> _MATERIAL FOR THIS EXERCISE_
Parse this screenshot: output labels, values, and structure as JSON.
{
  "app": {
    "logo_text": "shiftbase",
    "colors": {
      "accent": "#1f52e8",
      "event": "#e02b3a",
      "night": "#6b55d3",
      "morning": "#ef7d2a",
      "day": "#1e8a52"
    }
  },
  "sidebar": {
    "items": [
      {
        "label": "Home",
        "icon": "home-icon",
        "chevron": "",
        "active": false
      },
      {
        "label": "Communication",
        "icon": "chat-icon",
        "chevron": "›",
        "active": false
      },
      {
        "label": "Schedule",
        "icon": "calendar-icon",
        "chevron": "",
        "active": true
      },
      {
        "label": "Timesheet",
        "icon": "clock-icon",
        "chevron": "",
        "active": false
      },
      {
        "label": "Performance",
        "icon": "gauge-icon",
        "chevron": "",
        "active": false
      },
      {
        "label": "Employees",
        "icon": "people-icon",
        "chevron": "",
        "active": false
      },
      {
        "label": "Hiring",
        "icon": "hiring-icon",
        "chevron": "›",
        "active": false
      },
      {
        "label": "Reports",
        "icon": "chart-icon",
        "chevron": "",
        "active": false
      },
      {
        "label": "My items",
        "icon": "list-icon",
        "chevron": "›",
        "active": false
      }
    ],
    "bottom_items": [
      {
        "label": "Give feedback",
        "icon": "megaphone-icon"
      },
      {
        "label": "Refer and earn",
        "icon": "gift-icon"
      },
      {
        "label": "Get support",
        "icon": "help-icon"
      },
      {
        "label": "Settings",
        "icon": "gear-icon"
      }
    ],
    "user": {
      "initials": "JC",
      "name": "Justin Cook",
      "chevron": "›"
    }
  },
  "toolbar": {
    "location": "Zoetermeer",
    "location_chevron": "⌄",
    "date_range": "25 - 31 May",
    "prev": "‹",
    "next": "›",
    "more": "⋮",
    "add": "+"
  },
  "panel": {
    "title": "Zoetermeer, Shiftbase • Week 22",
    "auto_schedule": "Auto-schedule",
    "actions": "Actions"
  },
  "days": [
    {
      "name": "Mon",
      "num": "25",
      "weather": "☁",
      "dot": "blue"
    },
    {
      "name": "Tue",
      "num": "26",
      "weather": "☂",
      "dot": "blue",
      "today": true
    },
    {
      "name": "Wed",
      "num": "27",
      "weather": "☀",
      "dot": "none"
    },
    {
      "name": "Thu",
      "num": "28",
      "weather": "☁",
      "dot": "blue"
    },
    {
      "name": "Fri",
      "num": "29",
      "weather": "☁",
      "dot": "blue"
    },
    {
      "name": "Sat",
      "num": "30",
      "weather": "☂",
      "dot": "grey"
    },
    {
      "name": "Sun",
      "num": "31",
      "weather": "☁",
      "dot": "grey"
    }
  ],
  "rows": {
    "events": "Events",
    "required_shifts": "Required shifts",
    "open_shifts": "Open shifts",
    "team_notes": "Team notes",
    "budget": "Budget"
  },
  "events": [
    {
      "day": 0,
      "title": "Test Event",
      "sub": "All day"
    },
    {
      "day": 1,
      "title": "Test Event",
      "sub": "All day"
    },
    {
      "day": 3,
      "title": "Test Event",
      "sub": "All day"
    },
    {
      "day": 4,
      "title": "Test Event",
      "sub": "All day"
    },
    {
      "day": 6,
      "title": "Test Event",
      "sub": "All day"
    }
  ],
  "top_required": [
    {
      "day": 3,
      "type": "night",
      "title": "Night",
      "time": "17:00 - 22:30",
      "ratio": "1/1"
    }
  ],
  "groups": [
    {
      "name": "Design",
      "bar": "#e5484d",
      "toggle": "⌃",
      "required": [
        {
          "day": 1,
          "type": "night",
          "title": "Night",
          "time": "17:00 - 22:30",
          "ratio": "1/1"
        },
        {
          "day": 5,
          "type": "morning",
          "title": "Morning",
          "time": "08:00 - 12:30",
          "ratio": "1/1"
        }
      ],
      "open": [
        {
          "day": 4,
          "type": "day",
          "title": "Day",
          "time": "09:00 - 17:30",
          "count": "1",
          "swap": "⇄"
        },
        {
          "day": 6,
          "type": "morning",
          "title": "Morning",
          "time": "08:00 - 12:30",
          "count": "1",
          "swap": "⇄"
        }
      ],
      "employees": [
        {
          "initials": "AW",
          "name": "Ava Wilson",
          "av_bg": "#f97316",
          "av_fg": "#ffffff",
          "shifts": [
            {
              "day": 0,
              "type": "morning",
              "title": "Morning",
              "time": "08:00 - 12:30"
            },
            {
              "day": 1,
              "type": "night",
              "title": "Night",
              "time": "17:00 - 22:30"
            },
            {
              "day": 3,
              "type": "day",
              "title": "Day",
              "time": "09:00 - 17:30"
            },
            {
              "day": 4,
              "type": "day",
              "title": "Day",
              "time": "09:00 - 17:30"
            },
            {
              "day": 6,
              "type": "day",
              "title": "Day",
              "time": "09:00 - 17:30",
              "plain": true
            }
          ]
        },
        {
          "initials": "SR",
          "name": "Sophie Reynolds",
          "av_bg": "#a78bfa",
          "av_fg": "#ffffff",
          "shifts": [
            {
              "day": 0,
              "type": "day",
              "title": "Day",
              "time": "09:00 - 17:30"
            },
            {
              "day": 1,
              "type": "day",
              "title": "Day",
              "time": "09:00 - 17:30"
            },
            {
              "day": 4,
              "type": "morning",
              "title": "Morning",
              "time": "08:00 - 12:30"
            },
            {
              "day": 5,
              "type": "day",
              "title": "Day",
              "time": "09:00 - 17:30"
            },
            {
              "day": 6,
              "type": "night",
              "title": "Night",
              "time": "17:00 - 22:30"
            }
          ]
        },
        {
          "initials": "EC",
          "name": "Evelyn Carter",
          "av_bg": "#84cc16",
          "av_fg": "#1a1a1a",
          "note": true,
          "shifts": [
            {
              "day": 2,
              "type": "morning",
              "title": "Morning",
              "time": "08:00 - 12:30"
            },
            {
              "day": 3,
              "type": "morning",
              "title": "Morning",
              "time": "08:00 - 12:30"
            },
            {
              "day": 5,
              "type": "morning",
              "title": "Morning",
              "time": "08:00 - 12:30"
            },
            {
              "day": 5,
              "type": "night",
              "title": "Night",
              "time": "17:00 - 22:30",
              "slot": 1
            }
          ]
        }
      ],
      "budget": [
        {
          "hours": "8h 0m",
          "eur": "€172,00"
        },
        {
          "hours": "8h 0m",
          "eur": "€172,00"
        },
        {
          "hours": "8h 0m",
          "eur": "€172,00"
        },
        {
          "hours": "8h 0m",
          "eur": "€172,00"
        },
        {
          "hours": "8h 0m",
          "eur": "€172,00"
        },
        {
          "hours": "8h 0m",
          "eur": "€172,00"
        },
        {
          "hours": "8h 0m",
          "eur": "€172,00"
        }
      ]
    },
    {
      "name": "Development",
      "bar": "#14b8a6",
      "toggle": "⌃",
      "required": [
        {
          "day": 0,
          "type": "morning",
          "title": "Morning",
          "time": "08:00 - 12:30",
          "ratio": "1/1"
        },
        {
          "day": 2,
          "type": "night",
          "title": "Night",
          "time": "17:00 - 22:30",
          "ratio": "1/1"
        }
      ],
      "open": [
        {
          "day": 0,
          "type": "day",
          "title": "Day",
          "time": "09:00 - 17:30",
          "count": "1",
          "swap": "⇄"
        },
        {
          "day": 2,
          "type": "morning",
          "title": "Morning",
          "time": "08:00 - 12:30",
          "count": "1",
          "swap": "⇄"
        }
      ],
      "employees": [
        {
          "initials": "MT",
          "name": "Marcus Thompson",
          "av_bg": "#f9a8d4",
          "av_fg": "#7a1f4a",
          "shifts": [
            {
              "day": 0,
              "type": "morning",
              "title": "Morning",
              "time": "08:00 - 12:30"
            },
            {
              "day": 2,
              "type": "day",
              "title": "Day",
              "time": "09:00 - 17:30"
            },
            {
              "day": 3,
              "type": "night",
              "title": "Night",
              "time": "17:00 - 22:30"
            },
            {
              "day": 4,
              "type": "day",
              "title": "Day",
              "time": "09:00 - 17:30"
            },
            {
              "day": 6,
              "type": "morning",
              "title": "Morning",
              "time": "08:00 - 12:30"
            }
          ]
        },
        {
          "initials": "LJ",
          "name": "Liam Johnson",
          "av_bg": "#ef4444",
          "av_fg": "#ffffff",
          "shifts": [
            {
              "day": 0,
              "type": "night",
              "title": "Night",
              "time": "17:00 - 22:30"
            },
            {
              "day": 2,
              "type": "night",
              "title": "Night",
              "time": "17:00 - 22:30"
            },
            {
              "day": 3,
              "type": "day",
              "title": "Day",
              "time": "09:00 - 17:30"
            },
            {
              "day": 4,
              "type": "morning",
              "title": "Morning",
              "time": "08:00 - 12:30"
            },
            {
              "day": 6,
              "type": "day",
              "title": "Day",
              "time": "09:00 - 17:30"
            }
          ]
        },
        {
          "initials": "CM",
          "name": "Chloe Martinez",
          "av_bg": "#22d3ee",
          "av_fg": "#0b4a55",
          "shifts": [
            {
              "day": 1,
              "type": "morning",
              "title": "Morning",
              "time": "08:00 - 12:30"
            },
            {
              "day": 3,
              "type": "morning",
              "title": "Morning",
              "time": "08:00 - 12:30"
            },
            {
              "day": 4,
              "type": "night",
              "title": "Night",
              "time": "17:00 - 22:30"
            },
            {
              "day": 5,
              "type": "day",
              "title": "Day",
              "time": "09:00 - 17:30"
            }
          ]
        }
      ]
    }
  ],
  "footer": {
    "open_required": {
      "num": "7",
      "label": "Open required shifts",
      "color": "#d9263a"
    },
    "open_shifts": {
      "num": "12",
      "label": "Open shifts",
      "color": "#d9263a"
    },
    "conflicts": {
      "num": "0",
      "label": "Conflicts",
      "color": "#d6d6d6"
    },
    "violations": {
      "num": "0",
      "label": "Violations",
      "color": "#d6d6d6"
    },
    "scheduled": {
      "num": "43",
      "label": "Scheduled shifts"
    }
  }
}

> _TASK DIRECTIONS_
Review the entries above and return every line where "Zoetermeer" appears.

> _WRITTEN REPLY_
    "location": "Zoetermeer",
    "title": "Zoetermeer, Shiftbase • Week 22",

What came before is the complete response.